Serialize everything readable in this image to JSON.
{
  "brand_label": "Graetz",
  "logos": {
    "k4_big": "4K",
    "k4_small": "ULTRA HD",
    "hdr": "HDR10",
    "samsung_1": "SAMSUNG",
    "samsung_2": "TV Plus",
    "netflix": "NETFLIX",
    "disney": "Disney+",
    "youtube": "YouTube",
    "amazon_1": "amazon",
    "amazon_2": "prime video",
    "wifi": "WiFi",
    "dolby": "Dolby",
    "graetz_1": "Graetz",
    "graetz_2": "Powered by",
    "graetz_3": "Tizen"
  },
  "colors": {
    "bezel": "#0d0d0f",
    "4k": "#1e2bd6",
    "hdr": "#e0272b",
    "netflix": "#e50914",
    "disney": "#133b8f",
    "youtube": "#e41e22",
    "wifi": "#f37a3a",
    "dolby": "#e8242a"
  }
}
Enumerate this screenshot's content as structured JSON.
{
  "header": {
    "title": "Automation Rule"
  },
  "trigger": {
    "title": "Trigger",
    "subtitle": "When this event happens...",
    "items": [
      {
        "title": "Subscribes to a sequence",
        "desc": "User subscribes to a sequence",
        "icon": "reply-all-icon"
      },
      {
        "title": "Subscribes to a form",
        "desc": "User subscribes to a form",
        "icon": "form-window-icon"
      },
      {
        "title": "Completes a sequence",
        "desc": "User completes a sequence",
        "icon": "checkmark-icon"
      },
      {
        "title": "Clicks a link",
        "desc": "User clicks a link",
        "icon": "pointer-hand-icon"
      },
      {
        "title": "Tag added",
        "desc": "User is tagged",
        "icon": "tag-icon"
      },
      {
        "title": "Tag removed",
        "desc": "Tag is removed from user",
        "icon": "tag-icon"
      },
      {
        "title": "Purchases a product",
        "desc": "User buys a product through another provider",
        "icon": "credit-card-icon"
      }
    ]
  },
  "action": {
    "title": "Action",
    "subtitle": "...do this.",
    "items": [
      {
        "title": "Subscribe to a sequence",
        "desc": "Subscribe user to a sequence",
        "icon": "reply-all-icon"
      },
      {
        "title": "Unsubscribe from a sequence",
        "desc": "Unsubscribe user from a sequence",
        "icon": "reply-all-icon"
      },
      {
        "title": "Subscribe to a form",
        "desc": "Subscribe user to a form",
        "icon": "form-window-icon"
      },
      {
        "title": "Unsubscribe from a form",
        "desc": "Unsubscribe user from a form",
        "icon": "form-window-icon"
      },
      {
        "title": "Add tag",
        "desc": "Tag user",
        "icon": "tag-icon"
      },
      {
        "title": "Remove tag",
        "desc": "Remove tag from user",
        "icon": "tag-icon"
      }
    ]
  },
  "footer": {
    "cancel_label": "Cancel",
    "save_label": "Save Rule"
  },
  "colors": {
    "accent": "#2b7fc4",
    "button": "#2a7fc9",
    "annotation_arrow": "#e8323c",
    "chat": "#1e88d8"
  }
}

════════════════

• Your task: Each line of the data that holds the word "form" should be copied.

• Result of the task:
        "title": "Subscribes to a form",
        "desc": "User subscribes to a form",
        "icon": "form-window-icon"
        "title": "Subscribe to a form",
        "desc": "Subscribe user to a form",
        "icon": "form-window-icon"
        "title": "Unsubscribe from a form",
        "desc": "Unsubscribe user from a form",
        "icon": "form-window-icon"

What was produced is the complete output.